I thank God for surviving the accident and for being intact with all my arms and legs attached and able to move. At that time, I didn’t always wear my seatbelt. That morning, I started out without a seatbelt and had a strange experience. I remember hearing something like a voice telling me to put it on saying, “You never know when you could blow a tire.” I put my seatbelt on. I believe it saved my life or at least prevented a broken neck.
The accident happened shortly after 9-11 and the world was still reeling. I remember returning to where I was staying taking the drugs they prescribed, feeling so alone (I’d just moved there and had no friends yet), and watching the news. This was the time of the 2001 anthrax attacks. It was terrifying. There was a huge change in my life and my conception of the world before September 2001 and after October 2001. The events are intertwined in my mind.
I was in a lot of pain, but I thought it was just whiplash that would go away. It never did. I tried physical therapy and other things, but the pain never went away. Eventually I was diagnosed with fibromyalgia. I’ve always thought perhaps the wreck was the trigger and maybe I wouldn’t have fallen ill if the wreck didn’t happen. But it did.
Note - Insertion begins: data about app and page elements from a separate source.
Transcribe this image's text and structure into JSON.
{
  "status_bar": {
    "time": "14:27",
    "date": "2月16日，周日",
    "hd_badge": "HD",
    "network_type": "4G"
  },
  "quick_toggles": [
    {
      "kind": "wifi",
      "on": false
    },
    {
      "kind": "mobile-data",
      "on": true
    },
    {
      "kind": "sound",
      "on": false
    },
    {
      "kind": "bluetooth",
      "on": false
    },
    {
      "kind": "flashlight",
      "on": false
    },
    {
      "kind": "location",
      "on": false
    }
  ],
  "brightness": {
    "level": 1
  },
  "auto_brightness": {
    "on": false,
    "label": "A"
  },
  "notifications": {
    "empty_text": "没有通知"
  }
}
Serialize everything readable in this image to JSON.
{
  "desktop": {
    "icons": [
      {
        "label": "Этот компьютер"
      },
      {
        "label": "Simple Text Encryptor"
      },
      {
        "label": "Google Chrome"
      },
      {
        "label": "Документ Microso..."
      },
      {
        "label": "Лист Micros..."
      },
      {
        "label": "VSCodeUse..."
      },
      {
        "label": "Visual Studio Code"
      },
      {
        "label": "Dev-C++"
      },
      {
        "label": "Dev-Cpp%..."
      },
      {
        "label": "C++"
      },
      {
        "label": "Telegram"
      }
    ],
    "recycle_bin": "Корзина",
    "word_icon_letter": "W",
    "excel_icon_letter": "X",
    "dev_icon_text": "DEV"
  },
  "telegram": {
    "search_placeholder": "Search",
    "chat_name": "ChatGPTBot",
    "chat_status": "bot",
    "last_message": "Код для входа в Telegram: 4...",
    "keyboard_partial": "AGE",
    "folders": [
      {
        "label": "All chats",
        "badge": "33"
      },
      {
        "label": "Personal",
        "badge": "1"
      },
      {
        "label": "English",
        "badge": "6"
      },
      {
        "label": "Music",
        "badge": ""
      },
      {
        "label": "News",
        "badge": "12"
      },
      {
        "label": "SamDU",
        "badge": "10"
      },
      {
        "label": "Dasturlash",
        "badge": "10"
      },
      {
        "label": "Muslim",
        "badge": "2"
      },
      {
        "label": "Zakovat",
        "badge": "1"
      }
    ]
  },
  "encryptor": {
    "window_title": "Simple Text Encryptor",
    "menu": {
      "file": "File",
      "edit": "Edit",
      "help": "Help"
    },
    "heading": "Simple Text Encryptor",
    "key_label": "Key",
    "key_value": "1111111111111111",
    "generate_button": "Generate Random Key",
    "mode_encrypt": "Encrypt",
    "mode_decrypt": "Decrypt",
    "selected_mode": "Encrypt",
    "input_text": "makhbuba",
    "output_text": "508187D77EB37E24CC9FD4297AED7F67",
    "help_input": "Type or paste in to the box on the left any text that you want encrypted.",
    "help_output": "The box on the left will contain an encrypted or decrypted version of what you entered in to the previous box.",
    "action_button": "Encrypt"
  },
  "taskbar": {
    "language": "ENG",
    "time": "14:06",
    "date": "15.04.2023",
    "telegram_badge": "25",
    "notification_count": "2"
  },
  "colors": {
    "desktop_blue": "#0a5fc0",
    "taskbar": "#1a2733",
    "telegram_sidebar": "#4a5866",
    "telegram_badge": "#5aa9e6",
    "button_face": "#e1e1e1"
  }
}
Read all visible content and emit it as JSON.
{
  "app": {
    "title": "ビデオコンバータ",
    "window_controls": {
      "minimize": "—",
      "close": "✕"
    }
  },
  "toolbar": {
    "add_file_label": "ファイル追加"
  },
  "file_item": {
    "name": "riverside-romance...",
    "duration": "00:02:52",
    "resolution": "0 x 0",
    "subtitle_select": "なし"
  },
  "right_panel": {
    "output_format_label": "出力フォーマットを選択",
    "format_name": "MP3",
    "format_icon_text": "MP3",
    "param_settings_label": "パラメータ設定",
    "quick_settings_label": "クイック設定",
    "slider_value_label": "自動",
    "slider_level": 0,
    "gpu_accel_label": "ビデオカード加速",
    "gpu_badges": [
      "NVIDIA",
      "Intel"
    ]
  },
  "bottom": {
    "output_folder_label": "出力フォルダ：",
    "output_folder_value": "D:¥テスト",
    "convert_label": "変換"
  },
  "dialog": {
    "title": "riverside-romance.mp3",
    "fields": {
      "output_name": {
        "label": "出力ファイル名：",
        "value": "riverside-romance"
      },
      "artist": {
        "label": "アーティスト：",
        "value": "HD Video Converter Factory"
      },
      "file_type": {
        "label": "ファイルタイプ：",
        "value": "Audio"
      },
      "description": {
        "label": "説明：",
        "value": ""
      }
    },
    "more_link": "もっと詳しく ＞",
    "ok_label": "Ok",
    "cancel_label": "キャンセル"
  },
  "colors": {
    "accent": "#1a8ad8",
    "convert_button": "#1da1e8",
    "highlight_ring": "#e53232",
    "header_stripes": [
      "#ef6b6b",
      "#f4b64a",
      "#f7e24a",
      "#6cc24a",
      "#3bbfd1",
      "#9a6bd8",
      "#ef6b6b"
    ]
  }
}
I’d been in several other car accidents/incidents in the two years leading up to this. None of them were my fault. This left me so much more afraid than if they were my fault and I could be more careful next time. I was rear-ended once and then t-boned ten months later in the same car. I was hit by a 1980s Crown Victoria (they weigh around 3,700 lbs) that ran a red light. That totaled my first car I’d saved up for, and triggered lasting TMJ problems. About a year later, my new car actually burst into flames while I was driving through the country alone. Seriously, that happened. I smelled a strange odor I now know is from an electrical short and then the engine lugged. When I pulled over, there was smoke pouring out from every side of the hood. I got out safely, but the front half of the car burned entirely before the fire was put out. Leading up to the wreck in 2001, I’d already had two cars totaled – and one nearly so – at no fault of my own. I later learned these kind of circumstances increase your risk of developing PTSD.
That wreck 14 years ago changed my life in so many ways. If there was one day in my life I could change, that would be the one. There’s no point in those thoughts. My past led to where I am now and the love of my life. It happened and I’m fortunate to be alive and in one piece.
Image: Libelle by Frank Schwarz, public domain
Text Copyright Snowdroplets 2015